Data to process:
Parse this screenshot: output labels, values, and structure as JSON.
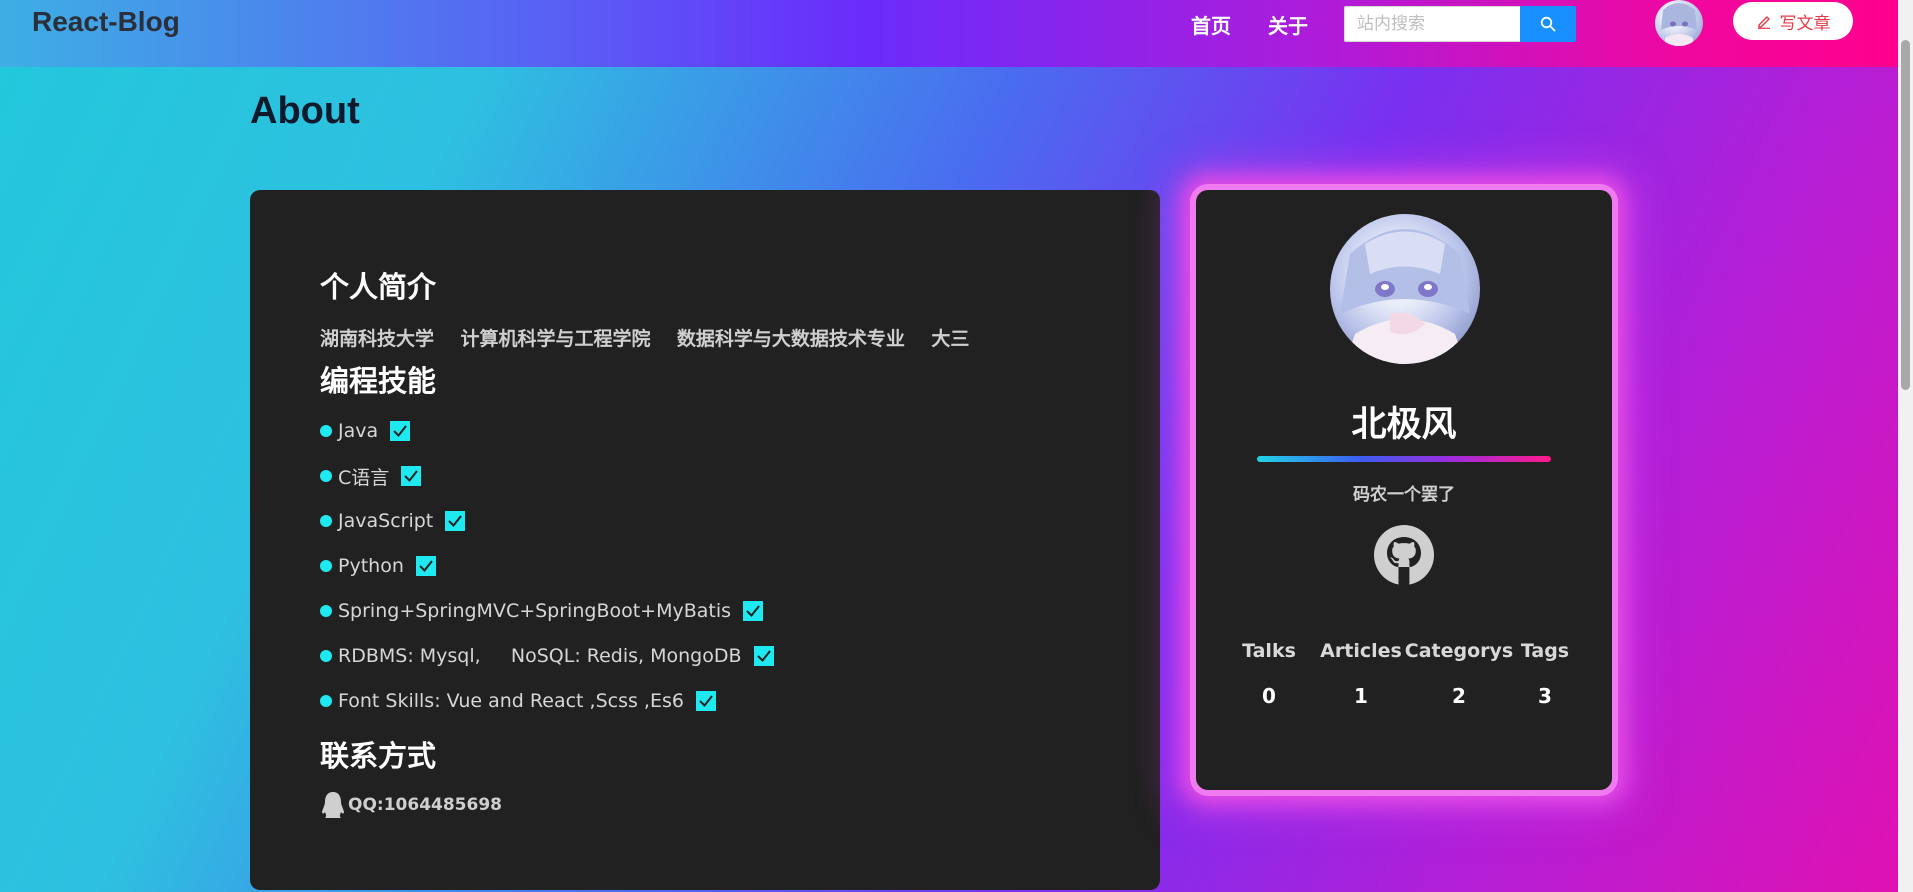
{
  "header": {
    "logo": "React-Blog",
    "nav": [
      {
        "label": "首页"
      },
      {
        "label": "关于"
      }
    ],
    "search": {
      "placeholder": "站内搜索",
      "value": ""
    },
    "write_label": "写文章",
    "icons": {
      "search": "search-icon",
      "write": "edit-icon"
    }
  },
  "page": {
    "title": "About"
  },
  "about": {
    "intro_title": "个人简介",
    "intro_text": "湖南科技大学    计算机科学与工程学院    数据科学与大数据技术专业    大三",
    "skills_title": "编程技能",
    "skills": [
      {
        "label": "Java"
      },
      {
        "label": "C语言"
      },
      {
        "label": "JavaScript"
      },
      {
        "label": "Python"
      },
      {
        "label": "Spring+SpringMVC+SpringBoot+MyBatis"
      },
      {
        "label": "RDBMS: Mysql,     NoSQL: Redis, MongoDB"
      },
      {
        "label": "Font Skills: Vue and React ,Scss ,Es6"
      }
    ],
    "contact_title": "联系方式",
    "contact_qq": "QQ:1064485698"
  },
  "profile": {
    "name": "北极风",
    "motto": "码农一个罢了",
    "stats": [
      {
        "label": "Talks",
        "value": "0"
      },
      {
        "label": "Articles",
        "value": "1"
      },
      {
        "label": "Categorys",
        "value": "2"
      },
      {
        "label": "Tags",
        "value": "3"
      }
    ]
  },
  "colors": {
    "accent_cyan": "#1ee8f0",
    "search_button": "#1890ff",
    "write_text": "#e8394a",
    "card_bg": "#212121",
    "glow": "#f07bf0"
  }
}
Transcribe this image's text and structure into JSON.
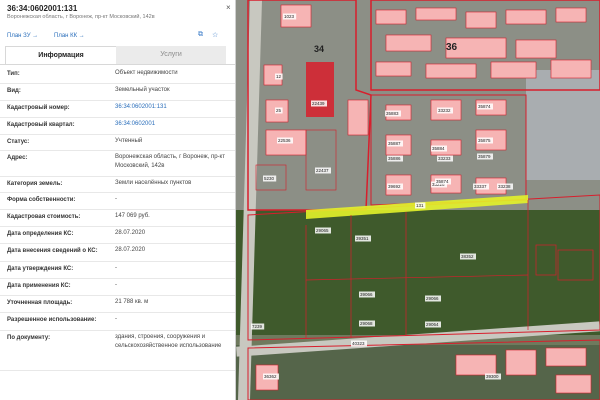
{
  "header": {
    "cadastral_number": "36:34:0602001:131",
    "address_short": "Воронежская область, г Воронеж, пр-кт Московский, 142в",
    "close_label": "×"
  },
  "toolbar": {
    "plan_zu": "План ЗУ →",
    "plan_kk": "План КК →"
  },
  "tabs": [
    {
      "label": "Информация",
      "active": true
    },
    {
      "label": "Услуги",
      "active": false
    }
  ],
  "info_rows": [
    {
      "label": "Тип:",
      "value": "Объект недвижимости"
    },
    {
      "label": "Вид:",
      "value": "Земельный участок"
    },
    {
      "label": "Кадастровый номер:",
      "value": "36:34:0602001:131",
      "link": true
    },
    {
      "label": "Кадастровый квартал:",
      "value": "36:34:0602001",
      "link": true
    },
    {
      "label": "Статус:",
      "value": "Учтенный"
    },
    {
      "label": "Адрес:",
      "value": "Воронежская область, г Воронеж, пр-кт Московский, 142в"
    },
    {
      "label": "Категория земель:",
      "value": "Земли населённых пунктов"
    },
    {
      "label": "Форма собственности:",
      "value": "-"
    },
    {
      "label": "Кадастровая стоимость:",
      "value": "147 069 руб."
    },
    {
      "label": "Дата определения КС:",
      "value": "28.07.2020"
    },
    {
      "label": "Дата внесения сведений о КС:",
      "value": "28.07.2020"
    },
    {
      "label": "Дата утверждения КС:",
      "value": "-"
    },
    {
      "label": "Дата применения КС:",
      "value": "-"
    },
    {
      "label": "Уточненная площадь:",
      "value": "21 788 кв. м"
    },
    {
      "label": "Разрешенное использование:",
      "value": "-"
    },
    {
      "label": "По документу:",
      "value": "здания, строения, сооружения и сельскохозяйственное использование"
    }
  ],
  "map": {
    "quarter_labels": [
      "34",
      "36"
    ],
    "parcel_labels": [
      "1023",
      "22439",
      "12",
      "25",
      "22536",
      "5230",
      "22437",
      "35883",
      "33232",
      "35874",
      "35887",
      "35886",
      "35884",
      "35875",
      "33233",
      "35879",
      "39692",
      "33226",
      "35874",
      "33337",
      "33238",
      "131",
      "29065",
      "39351",
      "38352",
      "39066",
      "29066",
      "29068",
      "7239",
      "40323",
      "29064",
      "36362",
      "39300"
    ],
    "colors": {
      "parcel_fill": "#f6b4b4",
      "parcel_border": "#d81e2c",
      "highlight": "#e3f22a",
      "forest": "#3f5a2c",
      "road": "#c8c8c0"
    }
  }
}
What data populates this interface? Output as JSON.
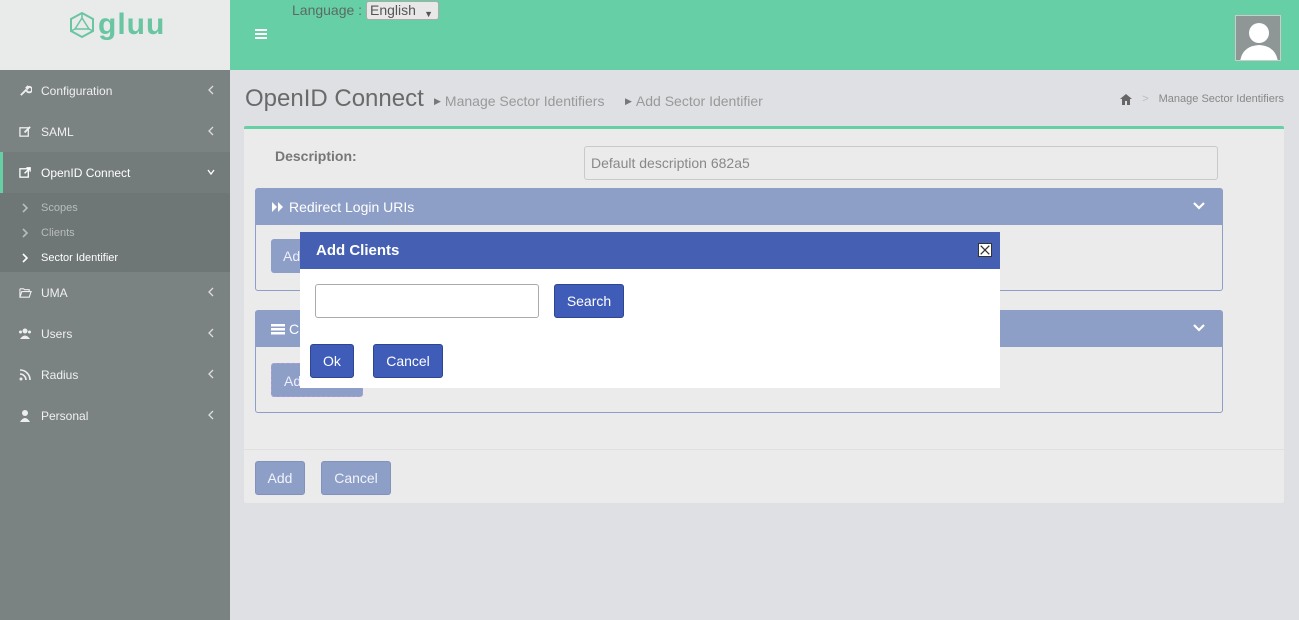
{
  "app": {
    "logo_text": "gluu"
  },
  "header": {
    "language_label": "Language :",
    "language_value": "English"
  },
  "sidebar": {
    "items": [
      {
        "label": "Configuration",
        "icon": "wrench-icon"
      },
      {
        "label": "SAML",
        "icon": "edit-icon"
      },
      {
        "label": "OpenID Connect",
        "icon": "external-link-icon"
      },
      {
        "label": "UMA",
        "icon": "folder-open-icon"
      },
      {
        "label": "Users",
        "icon": "users-icon"
      },
      {
        "label": "Radius",
        "icon": "rss-icon"
      },
      {
        "label": "Personal",
        "icon": "user-icon"
      }
    ],
    "sub_items": [
      {
        "label": "Scopes"
      },
      {
        "label": "Clients"
      },
      {
        "label": "Sector Identifier"
      }
    ]
  },
  "page": {
    "title": "OpenID Connect",
    "crumb1": "Manage Sector Identifiers",
    "crumb2": "Add Sector Identifier",
    "crumb_right": "Manage Sector Identifiers"
  },
  "form": {
    "description_label": "Description:",
    "description_value": "Default description 682a5",
    "redirect_panel_title": "Redirect Login URIs",
    "redirect_add_partial": "Ad",
    "clients_panel_title_partial": "C",
    "clients_add_partial": "Ad",
    "add_label": "Add",
    "cancel_label": "Cancel"
  },
  "modal": {
    "title": "Add Clients",
    "search_value": "",
    "search_label": "Search",
    "ok_label": "Ok",
    "cancel_label": "Cancel"
  },
  "colors": {
    "header_green": "#66cfa6",
    "sidebar": "#7b8282",
    "panel_blue": "#8d9ec7",
    "modal_blue": "#4560b3"
  }
}
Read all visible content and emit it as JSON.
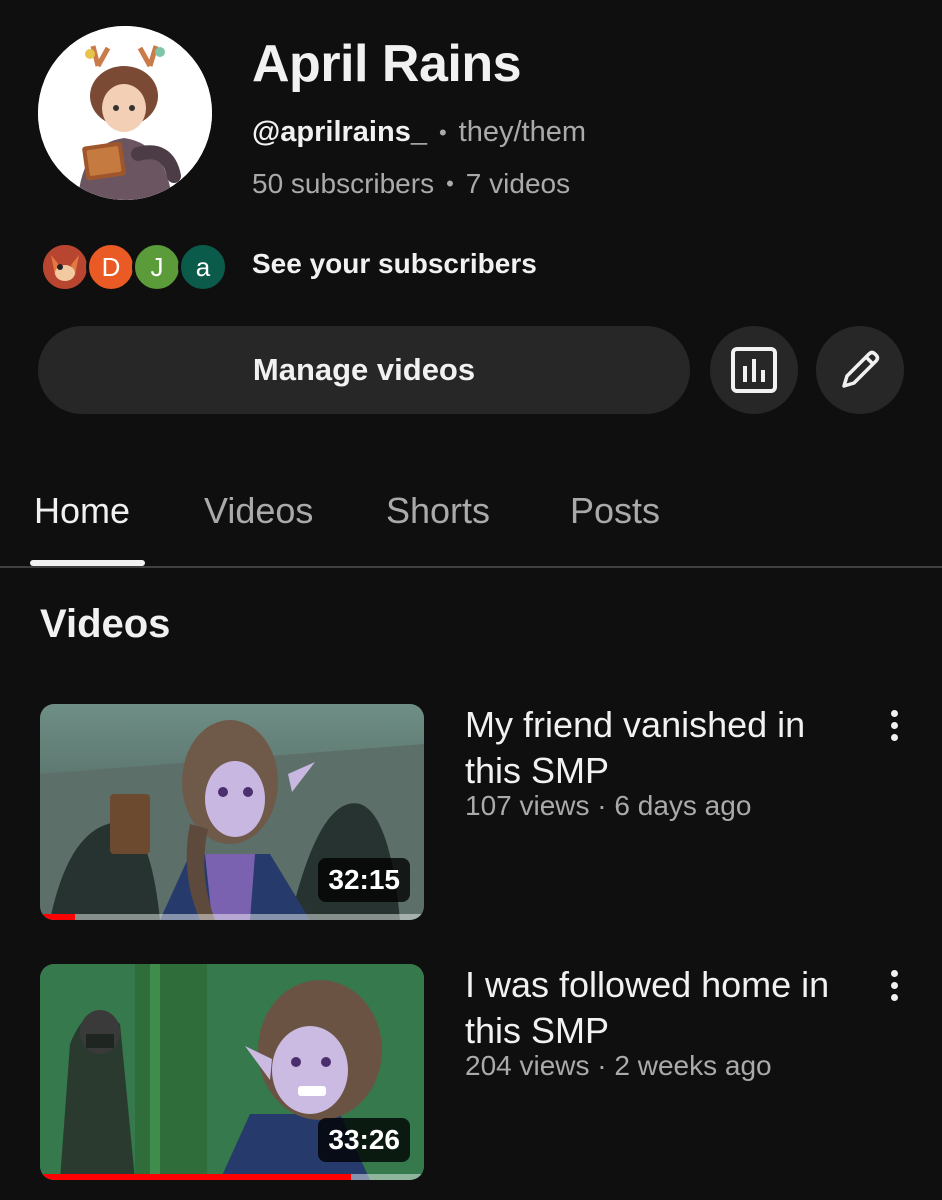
{
  "channel": {
    "name": "April Rains",
    "handle": "@aprilrains_",
    "pronouns": "they/them",
    "subscribers": "50 subscribers",
    "videos_count": "7 videos"
  },
  "subscribers_preview": {
    "initials": [
      "D",
      "J",
      "a"
    ],
    "label": "See your subscribers"
  },
  "actions": {
    "manage_label": "Manage videos",
    "analytics_icon": "analytics-icon",
    "edit_icon": "pencil-icon"
  },
  "tabs": [
    {
      "label": "Home",
      "active": true
    },
    {
      "label": "Videos",
      "active": false
    },
    {
      "label": "Shorts",
      "active": false
    },
    {
      "label": "Posts",
      "active": false
    }
  ],
  "section": {
    "title": "Videos"
  },
  "videos": [
    {
      "title": "My friend vanished in this SMP",
      "meta": "107 views · 6 days ago",
      "duration": "32:15",
      "progress": 0.09
    },
    {
      "title": "I was followed home in this SMP",
      "meta": "204 views · 2 weeks ago",
      "duration": "33:26",
      "progress": 0.81
    }
  ],
  "colors": {
    "background": "#0f0f0f",
    "button": "#272727",
    "progress": "#ff0000",
    "muted_text": "#aaaaaa"
  }
}
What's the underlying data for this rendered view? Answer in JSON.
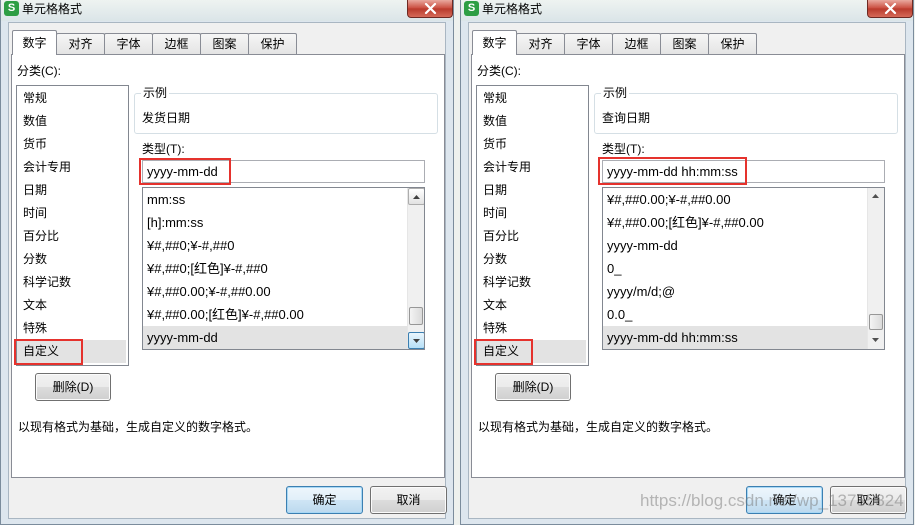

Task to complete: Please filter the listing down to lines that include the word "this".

Task result:
Parse this screenshot: output labels, values, and structure as JSON.
Transcribe this image's text and structure into JSON.
What data populates this interface? Output as JSON.
      "title": "My friend vanished in this SMP",
      "title": "I was followed home in this SMP",
What's the underlying data for this rendered view? Answer in JSON.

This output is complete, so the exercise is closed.